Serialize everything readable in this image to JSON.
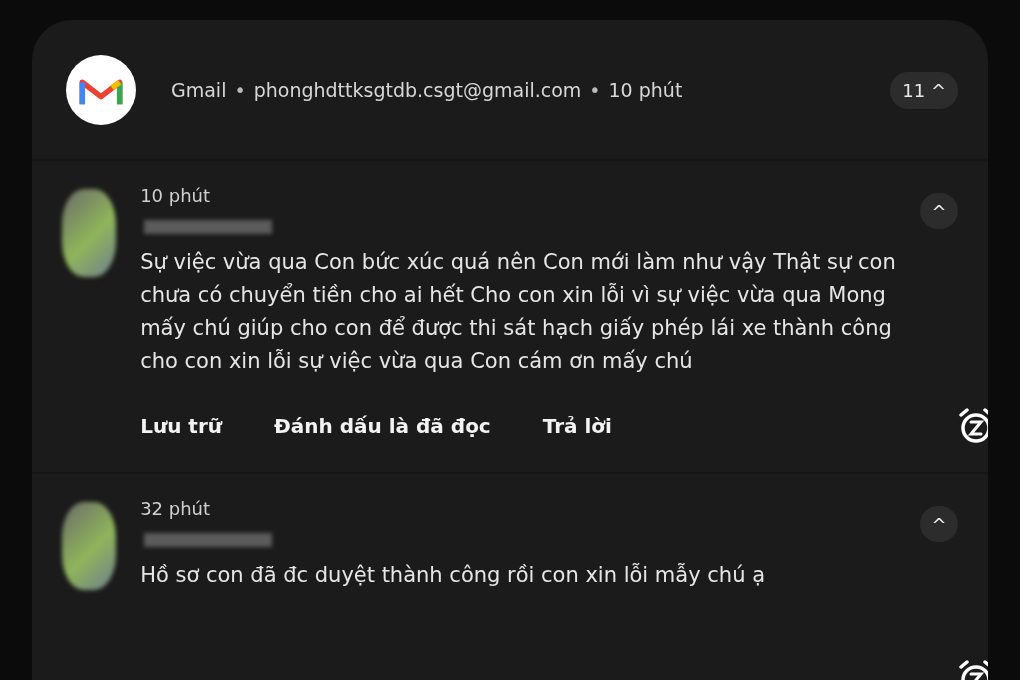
{
  "header": {
    "app": "Gmail",
    "separator_1": "•",
    "account": "phonghdttksgtdb.csgt@gmail.com",
    "separator_2": "•",
    "time": "10 phút",
    "count": "11",
    "caret": "^"
  },
  "messages": [
    {
      "time": "10 phút",
      "body": "Sự việc vừa qua Con bức xúc quá nên Con mới làm như vậy Thật sự con chưa có chuyển tiền cho ai hết Cho con xin lỗi vì sự việc vừa qua Mong mấy chú giúp cho con để được thi sát hạch giấy phép lái xe thành công cho con xin lỗi sự việc vừa qua Con cám ơn mấy chú",
      "actions": [
        "Lưu trữ",
        "Đánh dấu là đã đọc",
        "Trả lời"
      ]
    },
    {
      "time": "32 phút",
      "body": "Hồ sơ con đã đc duyệt thành công rồi con xin lỗi mẫy chú ạ"
    }
  ]
}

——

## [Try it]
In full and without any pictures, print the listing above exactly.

## [Answer to the problem]
Serialize everything readable in this image to JSON.
{
  "header": {
    "app": "Gmail",
    "separator_1": "•",
    "account": "phonghdttksgtdb.csgt@gmail.com",
    "separator_2": "•",
    "time": "10 phút",
    "count": "11",
    "caret": "^"
  },
  "messages": [
    {
      "time": "10 phút",
      "body": "Sự việc vừa qua Con bức xúc quá nên Con mới làm như vậy Thật sự con chưa có chuyển tiền cho ai hết Cho con xin lỗi vì sự việc vừa qua Mong mấy chú giúp cho con để được thi sát hạch giấy phép lái xe thành công cho con xin lỗi sự việc vừa qua Con cám ơn mấy chú",
      "actions": [
        "Lưu trữ",
        "Đánh dấu là đã đọc",
        "Trả lời"
      ]
    },
    {
      "time": "32 phút",
      "body": "Hồ sơ con đã đc duyệt thành công rồi con xin lỗi mẫy chú ạ"
    }
  ]
}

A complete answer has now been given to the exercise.